**What this task involves**
Print all the data, keeping every line exactly as it is.

Data for processing START

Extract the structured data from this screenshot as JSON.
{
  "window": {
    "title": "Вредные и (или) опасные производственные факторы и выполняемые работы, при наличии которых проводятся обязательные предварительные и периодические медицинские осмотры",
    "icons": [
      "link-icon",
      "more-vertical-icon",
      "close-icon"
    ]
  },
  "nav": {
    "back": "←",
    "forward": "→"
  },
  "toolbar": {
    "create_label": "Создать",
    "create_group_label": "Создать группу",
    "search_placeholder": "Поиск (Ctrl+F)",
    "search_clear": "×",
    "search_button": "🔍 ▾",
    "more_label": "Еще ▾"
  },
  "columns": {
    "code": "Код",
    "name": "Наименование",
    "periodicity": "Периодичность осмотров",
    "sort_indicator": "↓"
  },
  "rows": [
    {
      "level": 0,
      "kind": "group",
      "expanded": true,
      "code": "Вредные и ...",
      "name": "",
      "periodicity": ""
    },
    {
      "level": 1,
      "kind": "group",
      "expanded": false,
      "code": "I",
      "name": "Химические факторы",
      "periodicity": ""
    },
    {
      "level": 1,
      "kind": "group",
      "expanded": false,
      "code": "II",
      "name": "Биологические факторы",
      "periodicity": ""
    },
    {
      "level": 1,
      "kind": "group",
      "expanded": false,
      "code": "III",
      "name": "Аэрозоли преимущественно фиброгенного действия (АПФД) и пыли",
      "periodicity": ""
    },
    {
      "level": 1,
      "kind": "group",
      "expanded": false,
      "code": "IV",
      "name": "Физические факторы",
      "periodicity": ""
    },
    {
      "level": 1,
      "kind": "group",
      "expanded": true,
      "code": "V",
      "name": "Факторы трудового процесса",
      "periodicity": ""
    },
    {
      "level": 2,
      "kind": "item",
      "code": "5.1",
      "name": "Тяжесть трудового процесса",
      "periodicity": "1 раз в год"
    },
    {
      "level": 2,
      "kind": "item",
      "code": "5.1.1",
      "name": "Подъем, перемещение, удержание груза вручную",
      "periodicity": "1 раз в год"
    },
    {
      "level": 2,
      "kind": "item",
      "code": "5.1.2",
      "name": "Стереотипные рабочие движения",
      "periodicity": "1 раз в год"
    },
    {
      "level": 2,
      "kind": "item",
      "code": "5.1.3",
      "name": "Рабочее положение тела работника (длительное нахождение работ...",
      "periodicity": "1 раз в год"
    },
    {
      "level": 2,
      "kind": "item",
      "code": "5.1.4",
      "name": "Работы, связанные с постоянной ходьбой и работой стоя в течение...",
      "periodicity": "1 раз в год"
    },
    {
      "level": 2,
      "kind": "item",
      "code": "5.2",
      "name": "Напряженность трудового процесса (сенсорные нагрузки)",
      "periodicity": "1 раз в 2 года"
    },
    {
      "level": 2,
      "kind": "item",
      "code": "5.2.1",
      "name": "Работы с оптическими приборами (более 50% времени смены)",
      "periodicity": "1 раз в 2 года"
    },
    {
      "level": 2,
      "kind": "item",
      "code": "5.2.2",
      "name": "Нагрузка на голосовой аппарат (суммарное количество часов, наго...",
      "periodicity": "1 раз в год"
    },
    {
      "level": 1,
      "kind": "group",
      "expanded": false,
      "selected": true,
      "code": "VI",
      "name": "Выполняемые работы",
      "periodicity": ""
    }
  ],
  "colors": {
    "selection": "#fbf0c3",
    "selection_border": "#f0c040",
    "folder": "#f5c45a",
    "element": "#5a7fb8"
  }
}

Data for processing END

**Exercise solution**
Extract the structured data from this screenshot as JSON.
{
  "window": {
    "title": "Вредные и (или) опасные производственные факторы и выполняемые работы, при наличии которых проводятся обязательные предварительные и периодические медицинские осмотры",
    "icons": [
      "link-icon",
      "more-vertical-icon",
      "close-icon"
    ]
  },
  "nav": {
    "back": "←",
    "forward": "→"
  },
  "toolbar": {
    "create_label": "Создать",
    "create_group_label": "Создать группу",
    "search_placeholder": "Поиск (Ctrl+F)",
    "search_clear": "×",
    "search_button": "🔍 ▾",
    "more_label": "Еще ▾"
  },
  "columns": {
    "code": "Код",
    "name": "Наименование",
    "periodicity": "Периодичность осмотров",
    "sort_indicator": "↓"
  },
  "rows": [
    {
      "level": 0,
      "kind": "group",
      "expanded": true,
      "code": "Вредные и ...",
      "name": "",
      "periodicity": ""
    },
    {
      "level": 1,
      "kind": "group",
      "expanded": false,
      "code": "I",
      "name": "Химические факторы",
      "periodicity": ""
    },
    {
      "level": 1,
      "kind": "group",
      "expanded": false,
      "code": "II",
      "name": "Биологические факторы",
      "periodicity": ""
    },
    {
      "level": 1,
      "kind": "group",
      "expanded": false,
      "code": "III",
      "name": "Аэрозоли преимущественно фиброгенного действия (АПФД) и пыли",
      "periodicity": ""
    },
    {
      "level": 1,
      "kind": "group",
      "expanded": false,
      "code": "IV",
      "name": "Физические факторы",
      "periodicity": ""
    },
    {
      "level": 1,
      "kind": "group",
      "expanded": true,
      "code": "V",
      "name": "Факторы трудового процесса",
      "periodicity": ""
    },
    {
      "level": 2,
      "kind": "item",
      "code": "5.1",
      "name": "Тяжесть трудового процесса",
      "periodicity": "1 раз в год"
    },
    {
      "level": 2,
      "kind": "item",
      "code": "5.1.1",
      "name": "Подъем, перемещение, удержание груза вручную",
      "periodicity": "1 раз в год"
    },
    {
      "level": 2,
      "kind": "item",
      "code": "5.1.2",
      "name": "Стереотипные рабочие движения",
      "periodicity": "1 раз в год"
    },
    {
      "level": 2,
      "kind": "item",
      "code": "5.1.3",
      "name": "Рабочее положение тела работника (длительное нахождение работ...",
      "periodicity": "1 раз в год"
    },
    {
      "level": 2,
      "kind": "item",
      "code": "5.1.4",
      "name": "Работы, связанные с постоянной ходьбой и работой стоя в течение...",
      "periodicity": "1 раз в год"
    },
    {
      "level": 2,
      "kind": "item",
      "code": "5.2",
      "name": "Напряженность трудового процесса (сенсорные нагрузки)",
      "periodicity": "1 раз в 2 года"
    },
    {
      "level": 2,
      "kind": "item",
      "code": "5.2.1",
      "name": "Работы с оптическими приборами (более 50% времени смены)",
      "periodicity": "1 раз в 2 года"
    },
    {
      "level": 2,
      "kind": "item",
      "code": "5.2.2",
      "name": "Нагрузка на голосовой аппарат (суммарное количество часов, наго...",
      "periodicity": "1 раз в год"
    },
    {
      "level": 1,
      "kind": "group",
      "expanded": false,
      "selected": true,
      "code": "VI",
      "name": "Выполняемые работы",
      "periodicity": ""
    }
  ],
  "colors": {
    "selection": "#fbf0c3",
    "selection_border": "#f0c040",
    "folder": "#f5c45a",
    "element": "#5a7fb8"
  }
}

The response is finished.